**Requirement**
Go through the entries below and copy each line containing the word "name".

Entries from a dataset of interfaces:
* * *
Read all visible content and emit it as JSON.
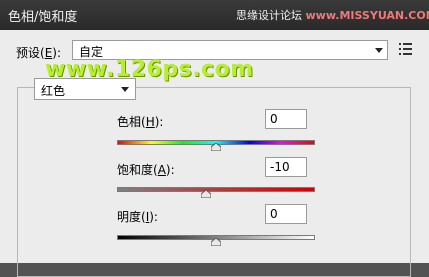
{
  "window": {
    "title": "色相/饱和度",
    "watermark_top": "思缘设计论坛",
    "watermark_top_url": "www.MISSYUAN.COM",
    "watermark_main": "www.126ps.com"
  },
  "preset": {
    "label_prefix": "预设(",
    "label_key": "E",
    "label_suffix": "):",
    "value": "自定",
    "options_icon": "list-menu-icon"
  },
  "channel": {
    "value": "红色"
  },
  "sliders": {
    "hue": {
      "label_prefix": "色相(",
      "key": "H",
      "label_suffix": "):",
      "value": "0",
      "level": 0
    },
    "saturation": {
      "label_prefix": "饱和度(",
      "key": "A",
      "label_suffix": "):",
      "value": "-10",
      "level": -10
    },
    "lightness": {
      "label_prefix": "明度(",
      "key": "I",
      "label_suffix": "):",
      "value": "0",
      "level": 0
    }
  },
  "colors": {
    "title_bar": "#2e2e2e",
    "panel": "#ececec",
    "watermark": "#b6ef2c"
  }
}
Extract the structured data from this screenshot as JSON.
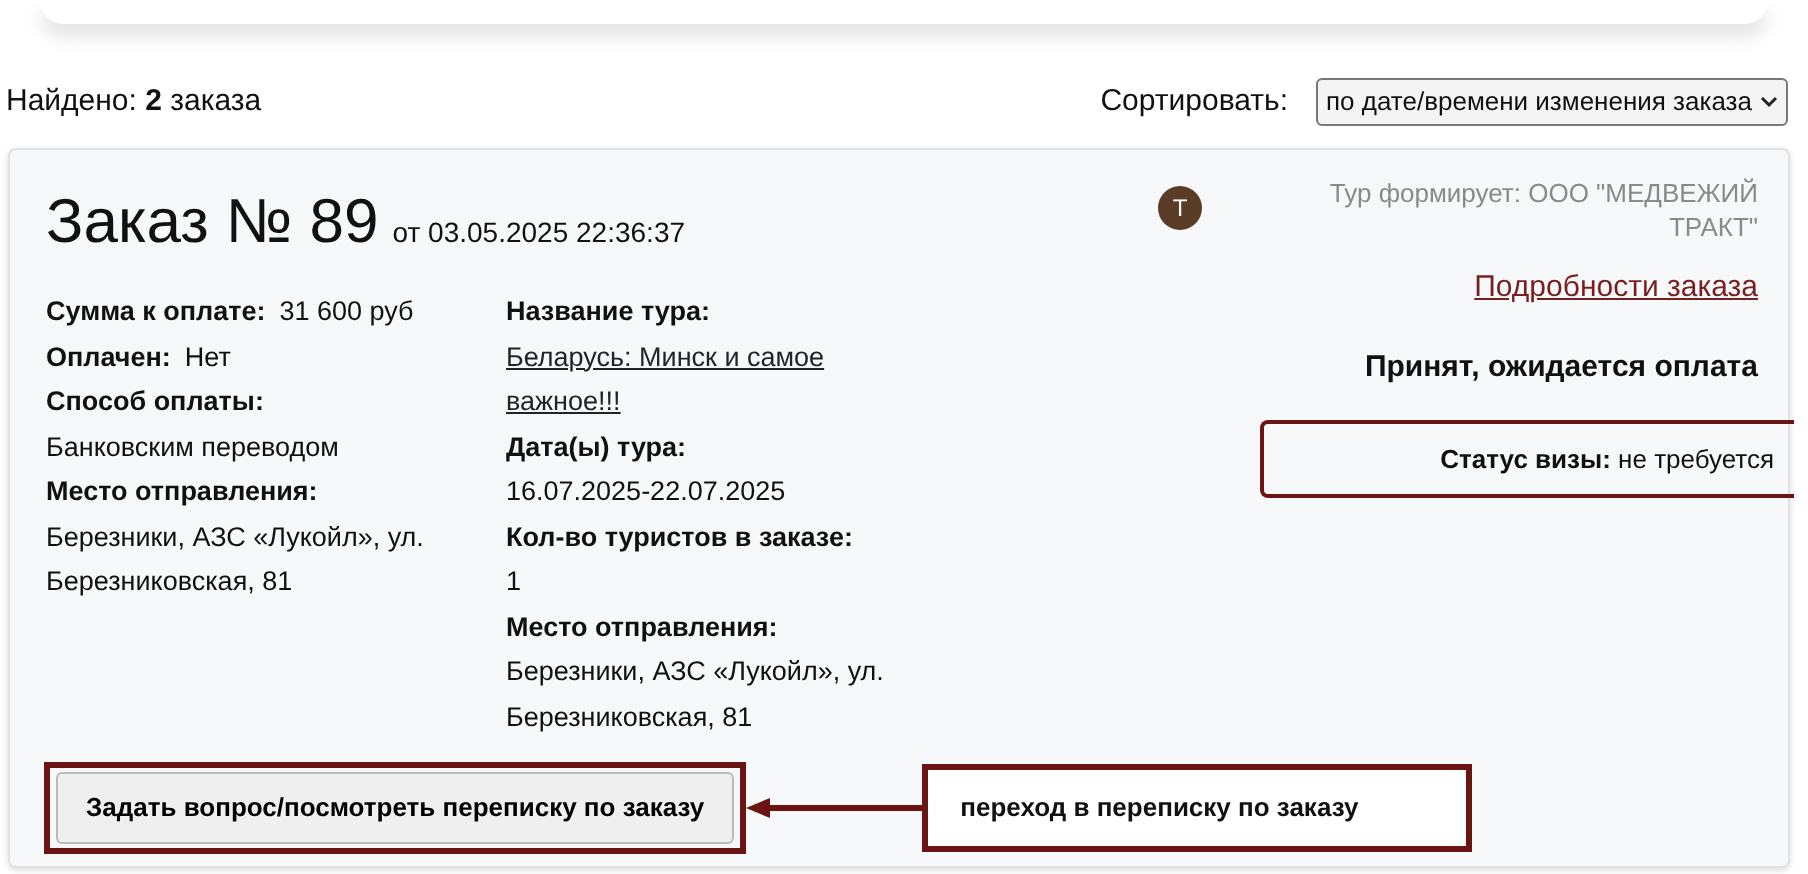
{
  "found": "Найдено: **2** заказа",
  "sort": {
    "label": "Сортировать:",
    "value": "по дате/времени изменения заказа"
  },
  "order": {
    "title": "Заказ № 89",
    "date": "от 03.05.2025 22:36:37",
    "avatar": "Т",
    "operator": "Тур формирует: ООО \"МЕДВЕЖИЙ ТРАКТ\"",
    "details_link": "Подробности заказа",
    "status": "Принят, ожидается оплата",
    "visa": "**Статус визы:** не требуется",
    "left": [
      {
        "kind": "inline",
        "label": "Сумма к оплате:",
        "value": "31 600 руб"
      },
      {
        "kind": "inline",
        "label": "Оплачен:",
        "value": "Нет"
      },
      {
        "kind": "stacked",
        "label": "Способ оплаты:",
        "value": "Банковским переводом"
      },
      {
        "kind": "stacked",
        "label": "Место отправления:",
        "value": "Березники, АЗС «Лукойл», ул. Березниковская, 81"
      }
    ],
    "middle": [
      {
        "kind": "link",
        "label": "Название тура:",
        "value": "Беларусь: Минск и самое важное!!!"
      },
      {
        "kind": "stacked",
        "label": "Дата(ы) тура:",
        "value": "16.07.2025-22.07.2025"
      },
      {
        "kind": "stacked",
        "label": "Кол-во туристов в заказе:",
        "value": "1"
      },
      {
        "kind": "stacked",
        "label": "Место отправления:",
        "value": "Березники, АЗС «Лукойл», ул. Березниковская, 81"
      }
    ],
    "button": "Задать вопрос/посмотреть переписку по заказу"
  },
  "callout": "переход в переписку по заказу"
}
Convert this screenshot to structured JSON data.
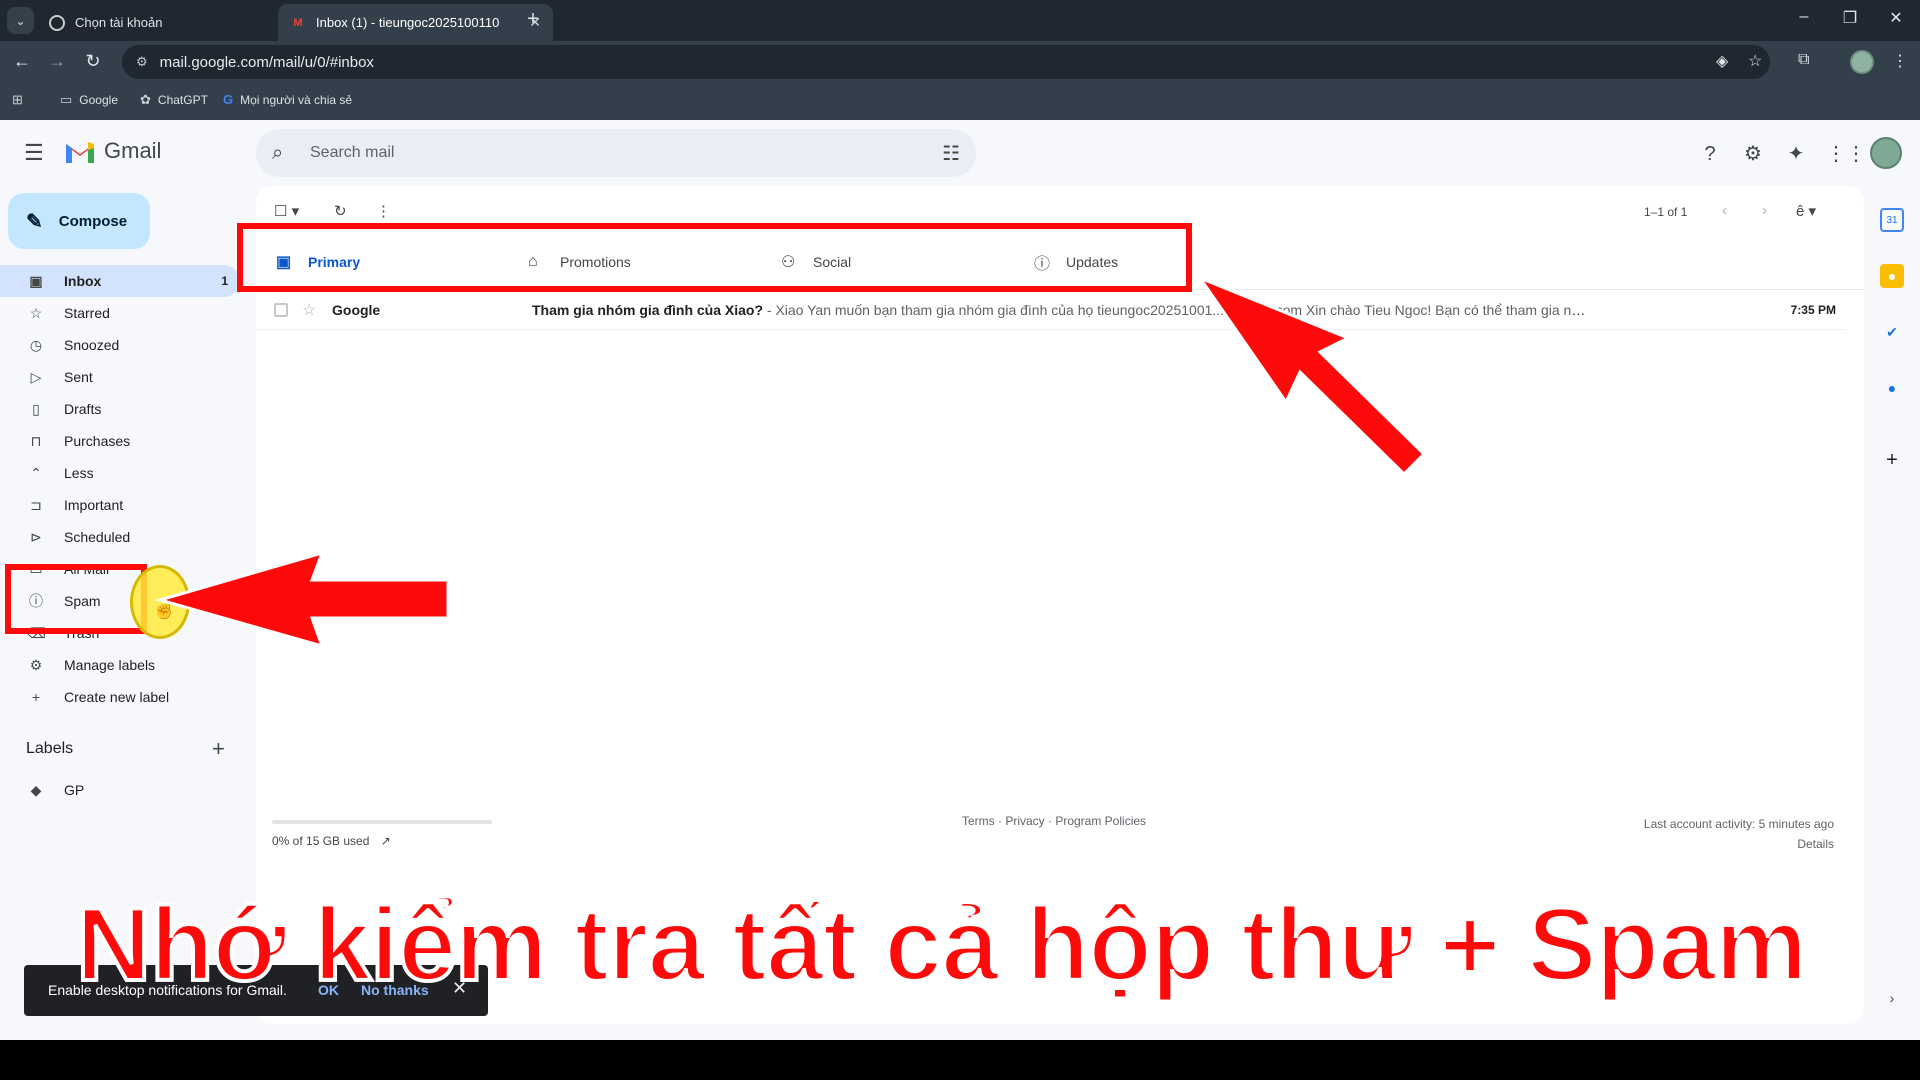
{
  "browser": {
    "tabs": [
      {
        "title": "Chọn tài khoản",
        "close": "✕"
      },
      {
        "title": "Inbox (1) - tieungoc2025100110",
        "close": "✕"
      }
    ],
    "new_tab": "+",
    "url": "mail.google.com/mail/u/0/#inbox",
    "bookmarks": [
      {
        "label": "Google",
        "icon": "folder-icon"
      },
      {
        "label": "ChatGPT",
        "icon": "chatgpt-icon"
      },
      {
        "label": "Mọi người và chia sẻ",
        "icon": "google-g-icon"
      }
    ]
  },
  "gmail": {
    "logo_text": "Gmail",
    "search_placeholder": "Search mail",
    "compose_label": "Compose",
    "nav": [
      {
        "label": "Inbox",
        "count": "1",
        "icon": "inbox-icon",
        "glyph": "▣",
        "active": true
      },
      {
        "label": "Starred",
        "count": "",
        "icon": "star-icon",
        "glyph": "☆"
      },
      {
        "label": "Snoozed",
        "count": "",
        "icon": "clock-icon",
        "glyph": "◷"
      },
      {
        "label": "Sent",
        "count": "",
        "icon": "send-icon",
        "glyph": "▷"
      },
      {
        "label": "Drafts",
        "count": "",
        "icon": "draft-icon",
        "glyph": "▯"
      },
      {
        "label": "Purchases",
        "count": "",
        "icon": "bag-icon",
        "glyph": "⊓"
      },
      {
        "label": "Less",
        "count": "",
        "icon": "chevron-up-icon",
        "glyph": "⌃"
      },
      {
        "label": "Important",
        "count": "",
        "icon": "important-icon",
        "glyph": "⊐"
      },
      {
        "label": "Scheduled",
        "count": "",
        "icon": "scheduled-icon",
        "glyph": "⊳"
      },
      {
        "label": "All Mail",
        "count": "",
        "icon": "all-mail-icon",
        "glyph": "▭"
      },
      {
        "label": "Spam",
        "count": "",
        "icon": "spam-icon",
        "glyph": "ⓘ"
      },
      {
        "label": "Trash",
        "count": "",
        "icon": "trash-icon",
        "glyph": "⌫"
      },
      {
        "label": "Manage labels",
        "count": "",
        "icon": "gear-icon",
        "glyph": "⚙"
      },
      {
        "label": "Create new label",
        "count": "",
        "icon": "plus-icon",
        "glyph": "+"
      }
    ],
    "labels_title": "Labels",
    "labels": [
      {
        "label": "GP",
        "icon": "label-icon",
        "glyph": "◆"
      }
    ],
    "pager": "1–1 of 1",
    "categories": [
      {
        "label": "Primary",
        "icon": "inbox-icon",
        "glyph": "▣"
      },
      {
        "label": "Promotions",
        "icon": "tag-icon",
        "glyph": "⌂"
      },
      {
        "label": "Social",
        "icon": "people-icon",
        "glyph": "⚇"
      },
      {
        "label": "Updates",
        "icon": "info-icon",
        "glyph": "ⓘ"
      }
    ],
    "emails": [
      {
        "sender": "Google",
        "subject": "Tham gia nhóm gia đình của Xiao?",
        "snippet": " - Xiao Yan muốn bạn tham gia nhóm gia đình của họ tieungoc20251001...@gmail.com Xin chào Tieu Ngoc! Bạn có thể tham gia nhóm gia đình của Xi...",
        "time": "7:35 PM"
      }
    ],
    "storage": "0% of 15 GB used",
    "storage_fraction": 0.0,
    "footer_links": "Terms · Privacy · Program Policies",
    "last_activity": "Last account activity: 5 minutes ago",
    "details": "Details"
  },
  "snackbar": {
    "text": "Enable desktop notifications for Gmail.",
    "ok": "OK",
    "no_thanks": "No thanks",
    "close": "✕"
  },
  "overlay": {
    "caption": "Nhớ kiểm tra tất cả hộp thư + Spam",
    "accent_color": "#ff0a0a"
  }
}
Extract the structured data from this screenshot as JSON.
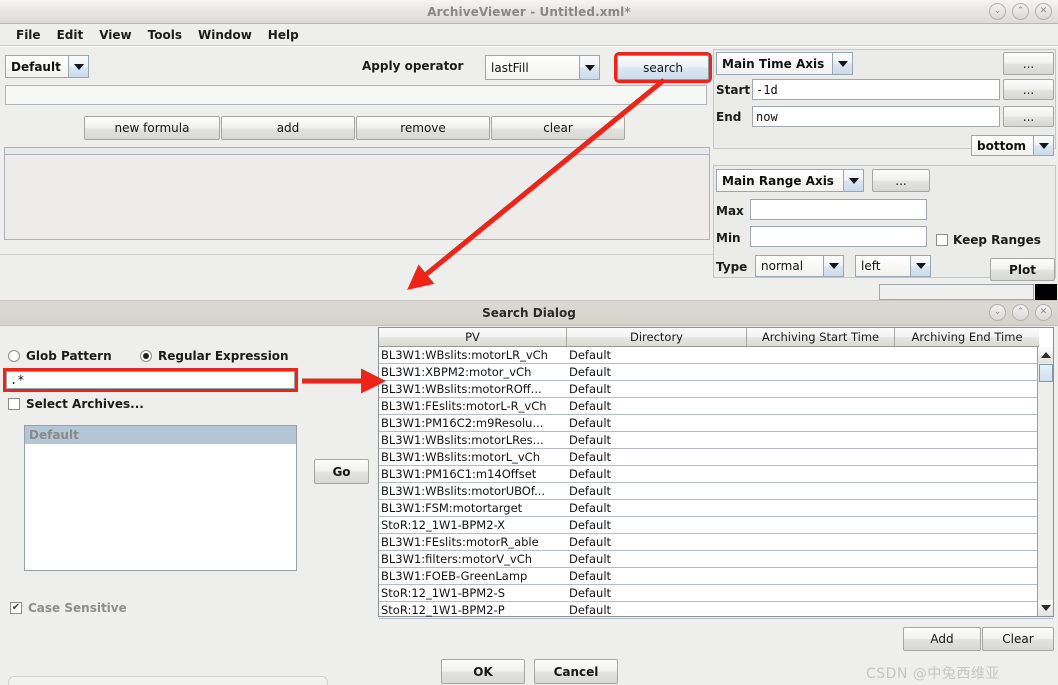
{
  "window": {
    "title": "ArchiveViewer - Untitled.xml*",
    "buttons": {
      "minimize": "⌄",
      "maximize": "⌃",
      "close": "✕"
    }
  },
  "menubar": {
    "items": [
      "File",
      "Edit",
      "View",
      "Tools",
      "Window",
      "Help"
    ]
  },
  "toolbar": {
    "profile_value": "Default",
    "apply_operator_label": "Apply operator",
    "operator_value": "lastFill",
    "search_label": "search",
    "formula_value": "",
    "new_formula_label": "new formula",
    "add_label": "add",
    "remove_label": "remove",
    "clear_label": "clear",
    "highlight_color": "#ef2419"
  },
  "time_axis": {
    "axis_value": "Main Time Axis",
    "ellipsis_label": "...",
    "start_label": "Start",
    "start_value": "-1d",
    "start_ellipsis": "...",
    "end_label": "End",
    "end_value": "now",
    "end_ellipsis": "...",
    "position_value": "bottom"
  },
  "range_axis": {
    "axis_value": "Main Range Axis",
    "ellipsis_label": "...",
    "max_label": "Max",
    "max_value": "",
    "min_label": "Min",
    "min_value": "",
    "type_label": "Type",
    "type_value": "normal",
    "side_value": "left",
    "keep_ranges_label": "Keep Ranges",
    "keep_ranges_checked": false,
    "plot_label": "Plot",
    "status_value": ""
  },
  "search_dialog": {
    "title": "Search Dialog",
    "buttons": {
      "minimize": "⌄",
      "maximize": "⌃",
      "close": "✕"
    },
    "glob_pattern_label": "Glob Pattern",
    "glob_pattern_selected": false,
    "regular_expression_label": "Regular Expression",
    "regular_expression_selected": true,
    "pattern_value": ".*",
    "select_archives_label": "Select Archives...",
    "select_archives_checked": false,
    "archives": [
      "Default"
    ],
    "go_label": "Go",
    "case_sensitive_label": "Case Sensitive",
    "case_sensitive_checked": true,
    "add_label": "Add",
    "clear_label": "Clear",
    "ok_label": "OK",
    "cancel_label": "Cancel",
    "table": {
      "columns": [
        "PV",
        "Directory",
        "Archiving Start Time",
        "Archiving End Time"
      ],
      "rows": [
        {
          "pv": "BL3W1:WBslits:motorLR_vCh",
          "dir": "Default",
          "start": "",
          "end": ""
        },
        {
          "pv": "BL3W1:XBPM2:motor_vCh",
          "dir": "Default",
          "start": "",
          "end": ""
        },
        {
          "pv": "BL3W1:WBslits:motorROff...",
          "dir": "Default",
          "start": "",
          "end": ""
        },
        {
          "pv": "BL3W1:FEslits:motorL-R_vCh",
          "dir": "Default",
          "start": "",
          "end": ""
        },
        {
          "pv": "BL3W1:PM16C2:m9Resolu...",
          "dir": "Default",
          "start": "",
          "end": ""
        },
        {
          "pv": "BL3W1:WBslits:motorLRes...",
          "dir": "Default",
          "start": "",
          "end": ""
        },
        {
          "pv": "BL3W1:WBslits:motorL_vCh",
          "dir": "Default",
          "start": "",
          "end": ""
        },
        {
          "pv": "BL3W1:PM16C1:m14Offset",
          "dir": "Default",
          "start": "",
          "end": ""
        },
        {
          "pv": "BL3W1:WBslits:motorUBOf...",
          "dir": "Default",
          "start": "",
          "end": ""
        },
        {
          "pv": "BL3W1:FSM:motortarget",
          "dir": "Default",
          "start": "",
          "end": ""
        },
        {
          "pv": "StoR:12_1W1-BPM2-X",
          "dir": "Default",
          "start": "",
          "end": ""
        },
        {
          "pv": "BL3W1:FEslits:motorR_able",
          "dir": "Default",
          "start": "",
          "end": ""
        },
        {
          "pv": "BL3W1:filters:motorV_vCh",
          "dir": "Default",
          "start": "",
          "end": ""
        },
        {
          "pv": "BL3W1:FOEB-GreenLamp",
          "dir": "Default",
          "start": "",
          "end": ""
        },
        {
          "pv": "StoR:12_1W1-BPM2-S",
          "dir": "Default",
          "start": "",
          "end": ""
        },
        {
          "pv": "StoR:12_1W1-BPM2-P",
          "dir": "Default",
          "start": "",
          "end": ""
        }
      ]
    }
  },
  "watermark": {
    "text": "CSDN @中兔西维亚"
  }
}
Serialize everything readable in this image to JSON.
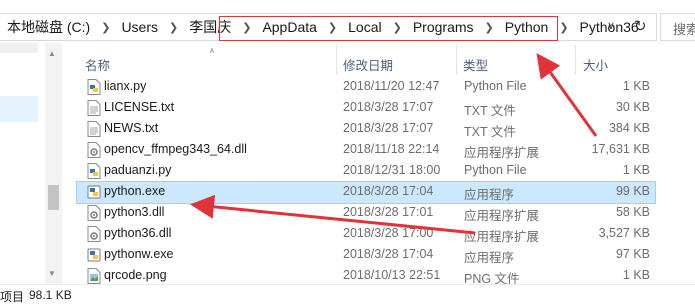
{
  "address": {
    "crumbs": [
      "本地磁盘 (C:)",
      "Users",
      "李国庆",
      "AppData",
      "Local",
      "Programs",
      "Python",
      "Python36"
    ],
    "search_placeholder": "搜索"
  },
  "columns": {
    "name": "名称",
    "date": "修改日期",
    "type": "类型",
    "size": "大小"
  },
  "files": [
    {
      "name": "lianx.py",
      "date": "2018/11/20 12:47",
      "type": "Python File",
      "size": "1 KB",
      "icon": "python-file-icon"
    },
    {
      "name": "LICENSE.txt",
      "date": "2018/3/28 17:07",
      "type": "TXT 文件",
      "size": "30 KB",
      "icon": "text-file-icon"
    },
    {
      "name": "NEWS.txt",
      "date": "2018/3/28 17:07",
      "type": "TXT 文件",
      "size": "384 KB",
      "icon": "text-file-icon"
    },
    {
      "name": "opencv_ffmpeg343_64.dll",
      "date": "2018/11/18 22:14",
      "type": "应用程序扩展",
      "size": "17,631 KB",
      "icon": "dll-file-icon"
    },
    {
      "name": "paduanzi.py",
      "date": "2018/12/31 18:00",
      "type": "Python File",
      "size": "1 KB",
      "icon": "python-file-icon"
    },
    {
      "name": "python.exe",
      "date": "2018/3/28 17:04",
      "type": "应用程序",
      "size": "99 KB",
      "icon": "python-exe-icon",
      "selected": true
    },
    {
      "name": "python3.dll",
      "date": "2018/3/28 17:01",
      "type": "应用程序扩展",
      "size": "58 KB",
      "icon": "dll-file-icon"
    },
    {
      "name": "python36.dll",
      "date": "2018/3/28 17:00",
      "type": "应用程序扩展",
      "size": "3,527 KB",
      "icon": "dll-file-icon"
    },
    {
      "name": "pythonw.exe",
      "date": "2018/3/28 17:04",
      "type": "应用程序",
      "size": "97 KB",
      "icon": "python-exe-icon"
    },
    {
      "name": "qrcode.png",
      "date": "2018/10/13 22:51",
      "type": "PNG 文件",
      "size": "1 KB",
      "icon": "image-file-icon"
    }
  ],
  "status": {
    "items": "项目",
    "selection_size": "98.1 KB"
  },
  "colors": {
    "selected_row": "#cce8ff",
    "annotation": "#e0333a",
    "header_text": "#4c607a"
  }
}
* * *
**Solution to this problem**
    "name": "名称",
      "name": "lianx.py",
      "name": "LICENSE.txt",
      "name": "NEWS.txt",
      "name": "opencv_ffmpeg343_64.dll",
      "name": "paduanzi.py",
      "name": "python.exe",
      "name": "python3.dll",
      "name": "python36.dll",
      "name": "pythonw.exe",
      "name": "qrcode.png",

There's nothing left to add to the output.